[Data records for software interfaces]
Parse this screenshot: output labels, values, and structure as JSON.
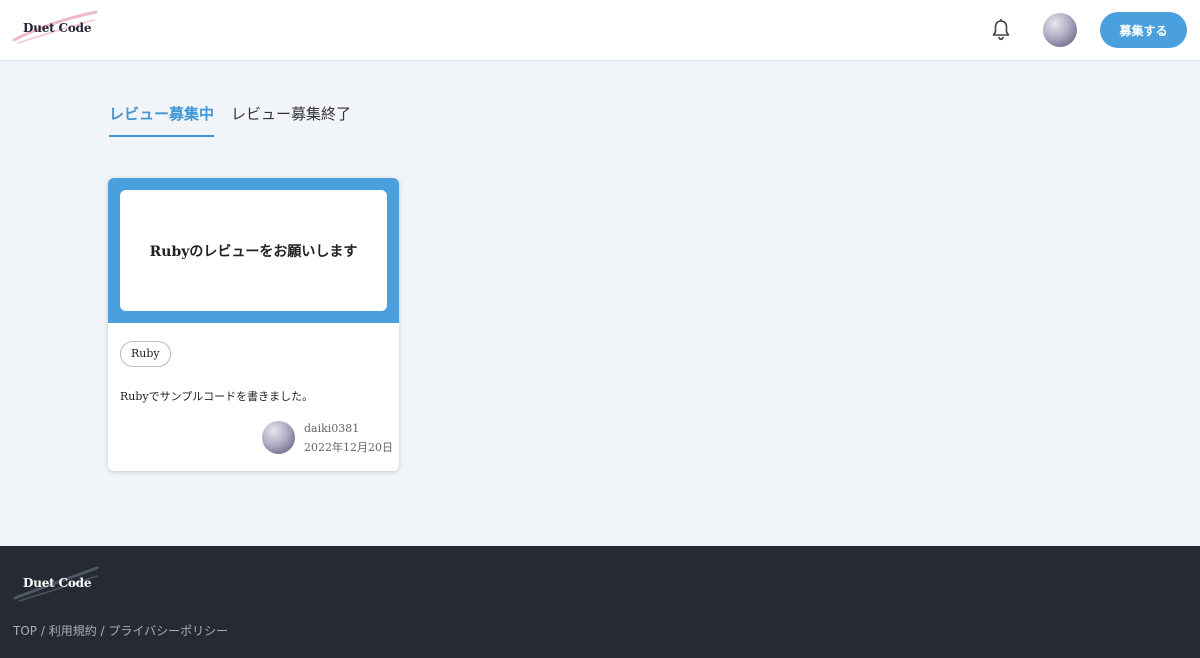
{
  "header": {
    "logo_text": "Duet Code",
    "recruit_button": "募集する",
    "icons": {
      "notification": "bell-icon",
      "user": "avatar"
    }
  },
  "tabs": [
    {
      "label": "レビュー募集中",
      "active": true
    },
    {
      "label": "レビュー募集終了",
      "active": false
    }
  ],
  "cards": [
    {
      "title": "Rubyのレビューをお願いします",
      "tag": "Ruby",
      "description": "Rubyでサンプルコードを書きました。",
      "user": "daiki0381",
      "date": "2022年12月20日"
    }
  ],
  "footer": {
    "logo_text": "Duet Code",
    "links": [
      "TOP",
      "利用規約",
      "プライバシーポリシー"
    ],
    "separator": " / "
  },
  "colors": {
    "accent": "#4a9fdd",
    "background": "#f1f4f8",
    "footer": "#252a33"
  }
}
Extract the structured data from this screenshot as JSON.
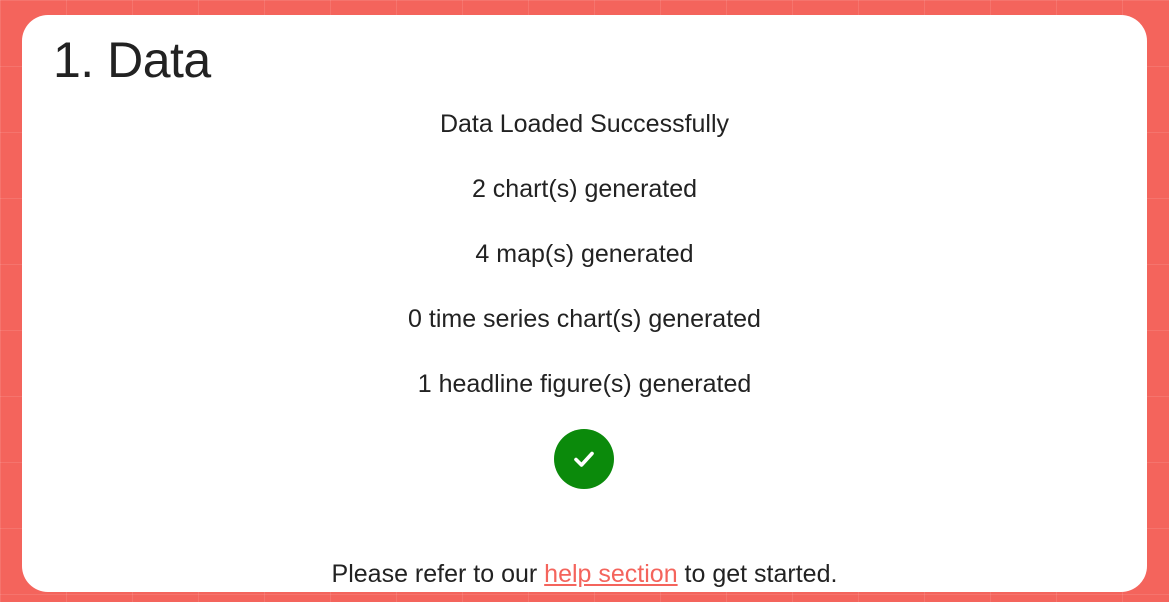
{
  "section": {
    "title": "1. Data"
  },
  "status": {
    "messages": [
      "Data Loaded Successfully",
      "2 chart(s) generated",
      "4 map(s) generated",
      "0 time series chart(s) generated",
      "1 headline figure(s) generated"
    ],
    "icon": "check-circle-icon",
    "icon_color": "#0b8a0b"
  },
  "footer": {
    "before_link": "Please refer to our ",
    "link_text": "help section",
    "after_link": " to get started."
  },
  "colors": {
    "background": "#f4645c",
    "card": "#ffffff",
    "link": "#f4645c"
  }
}
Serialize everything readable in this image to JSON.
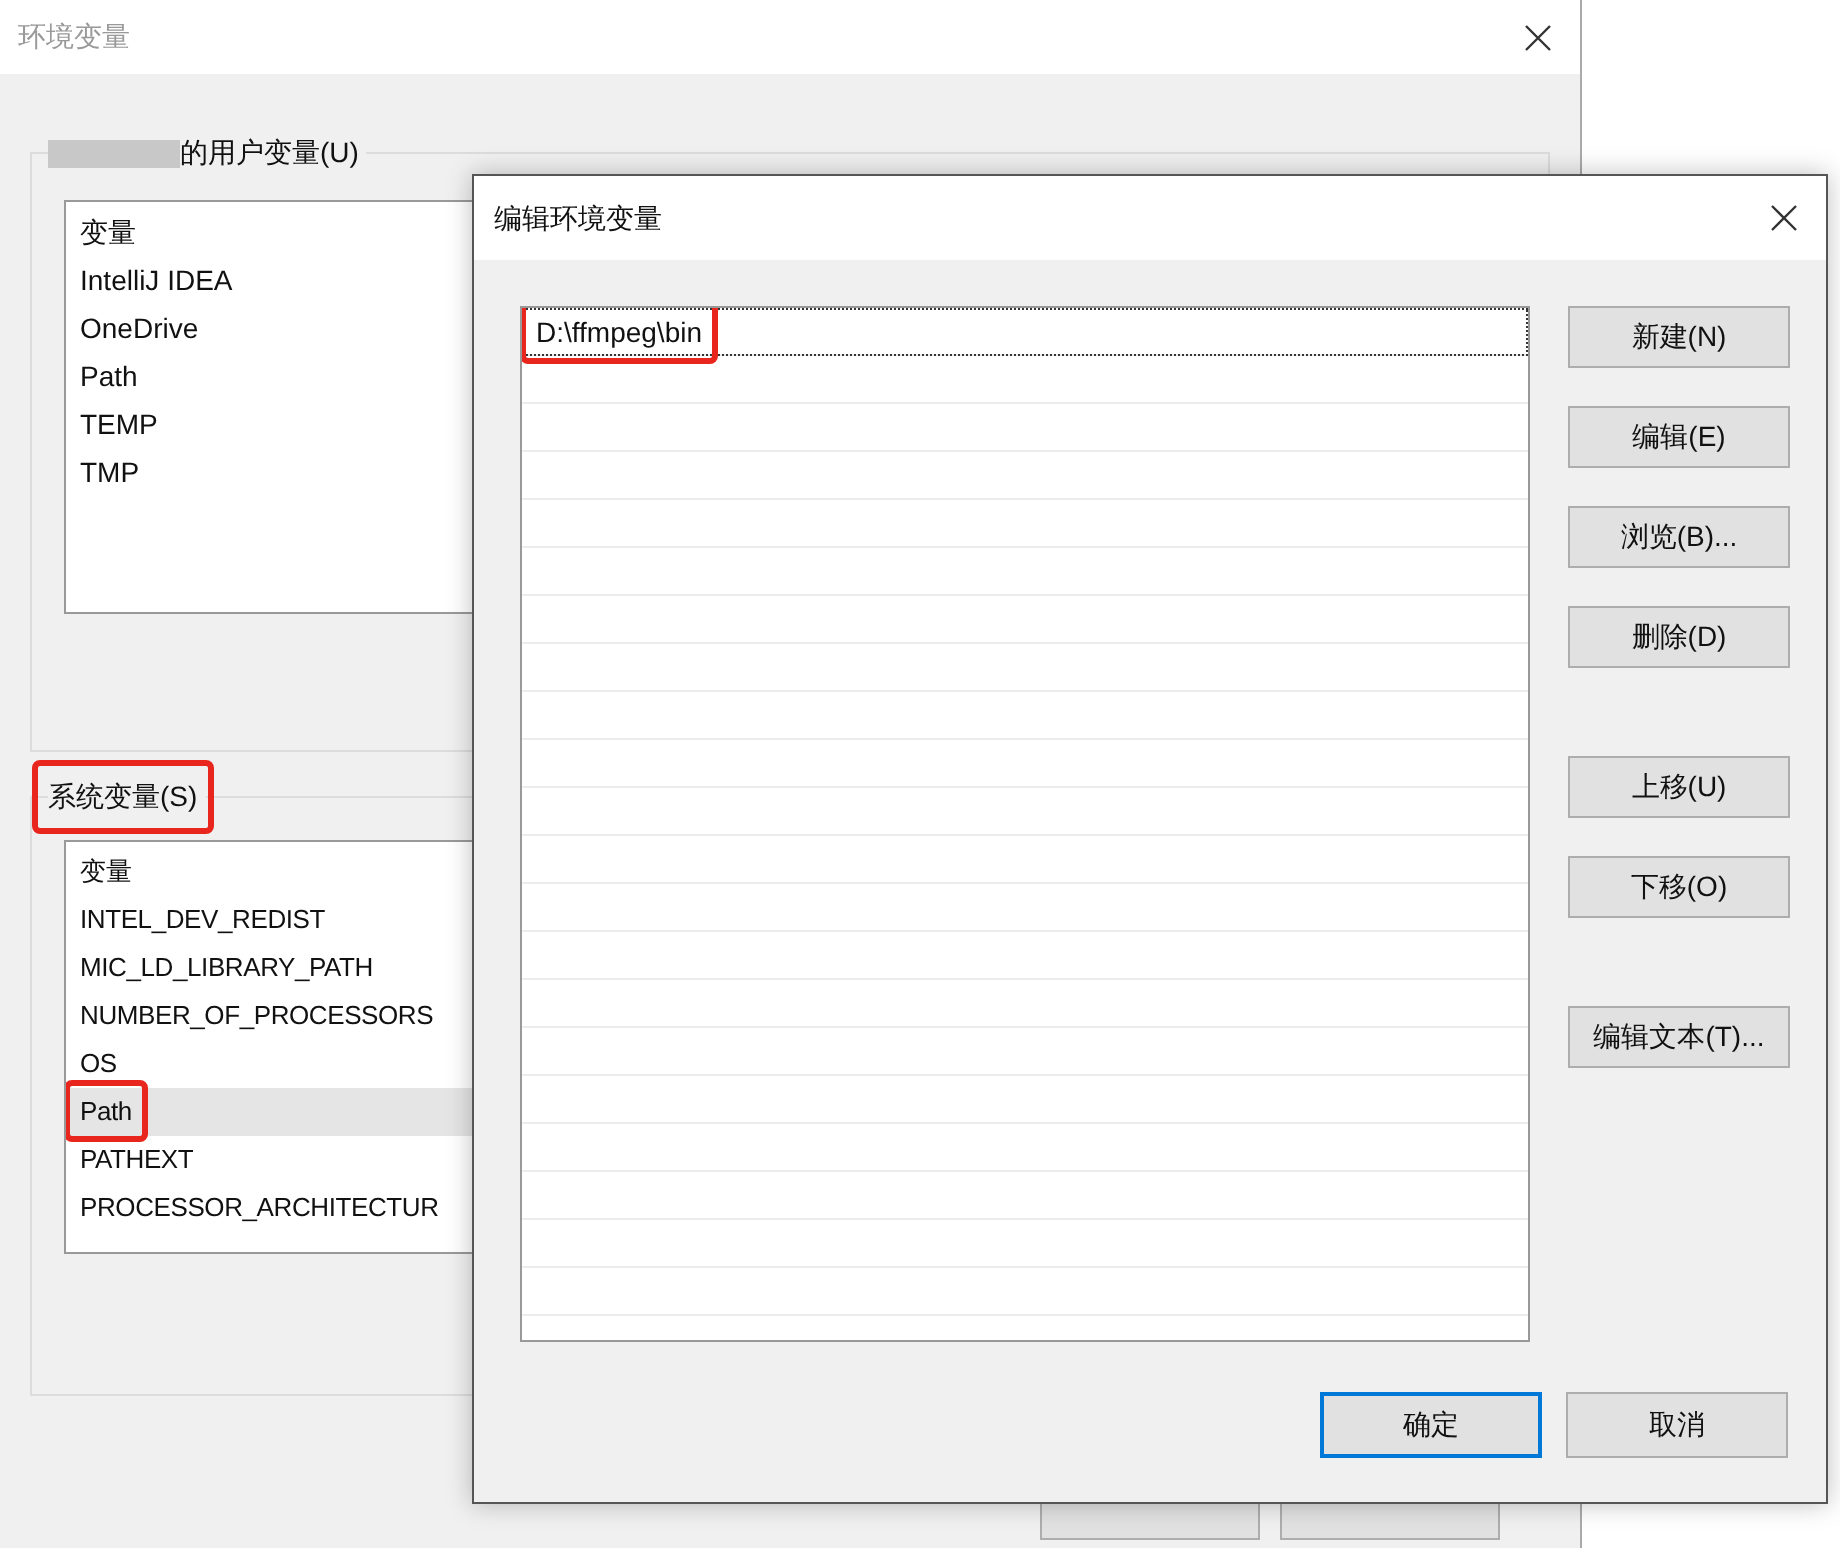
{
  "back_window": {
    "title": "环境变量",
    "user_group": {
      "label": "的用户变量(U)",
      "rows": [
        "变量",
        "IntelliJ IDEA",
        "OneDrive",
        "Path",
        "TEMP",
        "TMP"
      ]
    },
    "system_group": {
      "label": "系统变量(S)",
      "highlighted": true,
      "rows": [
        {
          "name": "变量",
          "selected": false,
          "highlighted": false
        },
        {
          "name": "INTEL_DEV_REDIST",
          "selected": false,
          "highlighted": false
        },
        {
          "name": "MIC_LD_LIBRARY_PATH",
          "selected": false,
          "highlighted": false
        },
        {
          "name": "NUMBER_OF_PROCESSORS",
          "selected": false,
          "highlighted": false
        },
        {
          "name": "OS",
          "selected": false,
          "highlighted": false
        },
        {
          "name": "Path",
          "selected": true,
          "highlighted": true
        },
        {
          "name": "PATHEXT",
          "selected": false,
          "highlighted": false
        },
        {
          "name": "PROCESSOR_ARCHITECTUR",
          "selected": false,
          "highlighted": false
        }
      ]
    }
  },
  "dialog": {
    "title": "编辑环境变量",
    "entries": [
      {
        "text": "D:\\ffmpeg\\bin",
        "focused": true,
        "highlighted": true
      }
    ],
    "side_button_groups": [
      [
        "新建(N)",
        "编辑(E)",
        "浏览(B)...",
        "删除(D)"
      ],
      [
        "上移(U)",
        "下移(O)"
      ],
      [
        "编辑文本(T)..."
      ]
    ],
    "ok_button": {
      "label": "确定",
      "default": true
    },
    "cancel_button": {
      "label": "取消"
    }
  }
}
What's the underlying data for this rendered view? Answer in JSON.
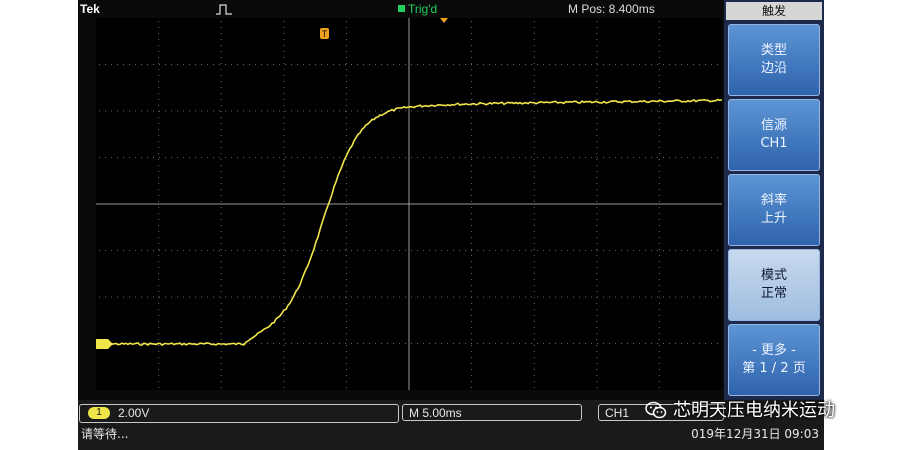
{
  "header": {
    "brand": "Tek",
    "trigger_status": "Trig'd",
    "position_readout": "M Pos: 8.400ms"
  },
  "side_menu": {
    "title": "触发",
    "buttons": [
      {
        "line1": "类型",
        "line2": "边沿"
      },
      {
        "line1": "信源",
        "line2": "CH1"
      },
      {
        "line1": "斜率",
        "line2": "上升"
      },
      {
        "line1": "模式",
        "line2": "正常"
      },
      {
        "line1": "- 更多 -",
        "line2": "第 1 / 2 页"
      }
    ]
  },
  "channel": {
    "badge": "1",
    "scale": "2.00V",
    "trace_color": "#f0e64a"
  },
  "timebase": {
    "label": "M 5.00ms"
  },
  "trigger_field": {
    "label": "CH1"
  },
  "status": {
    "message": "请等待..."
  },
  "datetime": "019年12月31日  09:03",
  "watermark": {
    "text": "芯明天压电纳米运动"
  },
  "colors": {
    "trace": "#f0e64a",
    "trigger": "#21d05e",
    "marker": "#f0a21e",
    "menu_active": "#c7d9ee",
    "menu_button": "#3f77c0"
  },
  "icons": {
    "header": "pulse-icon",
    "trigger_marker": "trigger-marker-icon",
    "trigger_position": "trigger-position-icon",
    "watermark": "wechat-icon"
  }
}
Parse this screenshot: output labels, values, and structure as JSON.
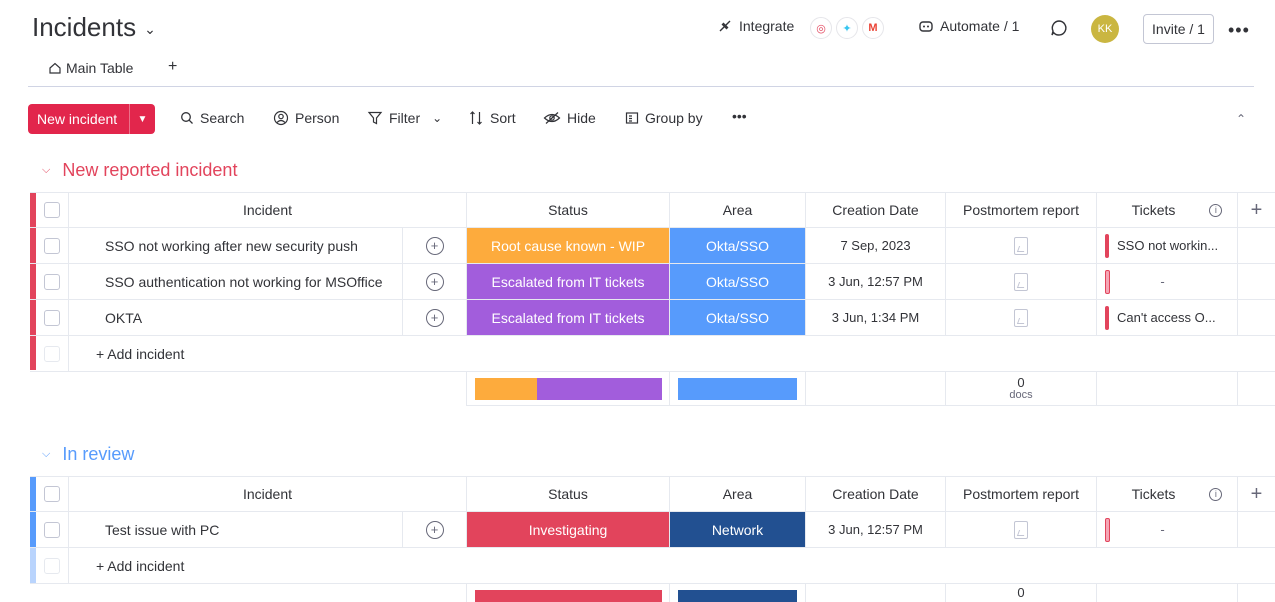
{
  "header": {
    "title": "Incidents",
    "integrate_label": "Integrate",
    "automate_label": "Automate / 1",
    "avatar_initials": "KK",
    "invite_label": "Invite / 1",
    "more_glyph": "•••"
  },
  "tabs": {
    "main_table_label": "Main Table",
    "add_glyph": "+"
  },
  "toolbar": {
    "new_label": "New incident",
    "search_label": "Search",
    "person_label": "Person",
    "filter_label": "Filter",
    "sort_label": "Sort",
    "hide_label": "Hide",
    "groupby_label": "Group by",
    "more_glyph": "•••"
  },
  "columns": {
    "incident": "Incident",
    "status": "Status",
    "area": "Area",
    "creation_date": "Creation Date",
    "postmortem": "Postmortem report",
    "tickets": "Tickets"
  },
  "groups": [
    {
      "title": "New reported incident",
      "color": "#e2445c",
      "add_label": "+ Add incident",
      "docs_count": "0",
      "docs_label": "docs",
      "rows": [
        {
          "name": "SSO not working after new security push",
          "status": "Root cause known - WIP",
          "status_color": "#fdab3d",
          "area": "Okta/SSO",
          "area_color": "#579bfc",
          "date": "7 Sep, 2023",
          "ticket": "SSO not workin..."
        },
        {
          "name": "SSO authentication not working for MSOffice",
          "status": "Escalated from IT tickets",
          "status_color": "#a25ddc",
          "area": "Okta/SSO",
          "area_color": "#579bfc",
          "date": "3 Jun, 12:57 PM",
          "ticket": "-"
        },
        {
          "name": "OKTA",
          "status": "Escalated from IT tickets",
          "status_color": "#a25ddc",
          "area": "Okta/SSO",
          "area_color": "#579bfc",
          "date": "3 Jun, 1:34 PM",
          "ticket": "Can't access O..."
        }
      ]
    },
    {
      "title": "In review",
      "color": "#579bfc",
      "add_label": "+ Add incident",
      "docs_count": "0",
      "rows": [
        {
          "name": "Test issue with PC",
          "status": "Investigating",
          "status_color": "#e2445c",
          "area": "Network",
          "area_color": "#225091",
          "date": "3 Jun, 12:57 PM",
          "ticket": "-"
        }
      ]
    }
  ]
}
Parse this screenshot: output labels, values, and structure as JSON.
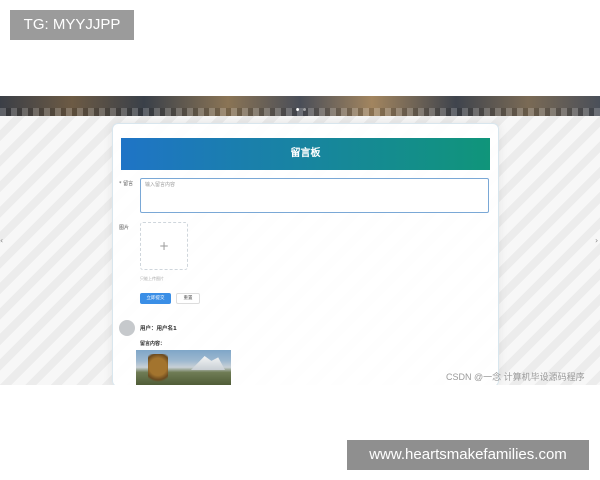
{
  "overlay": {
    "tg_label": "TG: MYYJJPP",
    "site_label": "www.heartsmakefamilies.com"
  },
  "screenshot": {
    "header_title": "留言板",
    "form": {
      "message_label": "* 留言",
      "message_placeholder": "输入留言内容",
      "image_label": "图片",
      "upload_plus": "+",
      "upload_tip": "只能上传图片",
      "submit_label": "立即提交",
      "reset_label": "重置"
    },
    "post": {
      "user_name": "用户：用户名1",
      "content_label": "留言内容：",
      "image_icon": "landscape-photo"
    },
    "watermark": "CSDN @一念 计算机毕设源码程序"
  }
}
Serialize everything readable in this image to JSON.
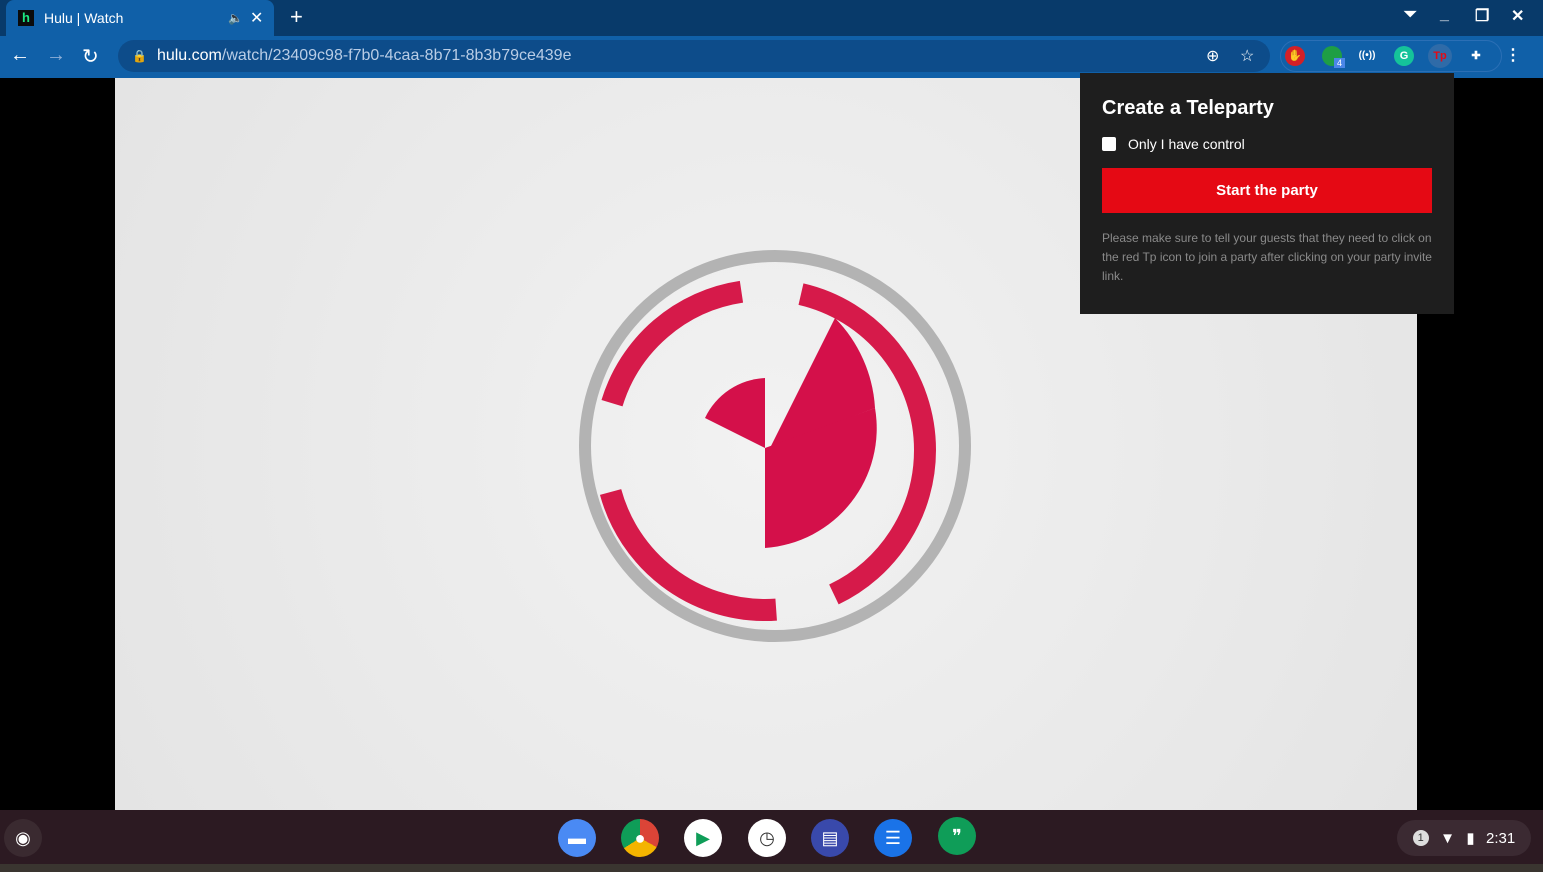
{
  "tab": {
    "title": "Hulu | Watch",
    "favicon": "h"
  },
  "url": {
    "domain": "hulu.com",
    "path": "/watch/23409c98-f7b0-4caa-8b71-8b3b79ce439e"
  },
  "extensions": {
    "badge": "4",
    "teleparty": "Tp"
  },
  "popup": {
    "title": "Create a Teleparty",
    "checkbox_label": "Only I have control",
    "checked": false,
    "button": "Start the party",
    "note": "Please make sure to tell your guests that they need to click on the red Tp icon to join a party after clicking on your party invite link.",
    "accent": "#e50914"
  },
  "tray": {
    "notifications": "1",
    "time": "2:31"
  }
}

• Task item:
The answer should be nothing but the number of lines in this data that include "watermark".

• Reply:
3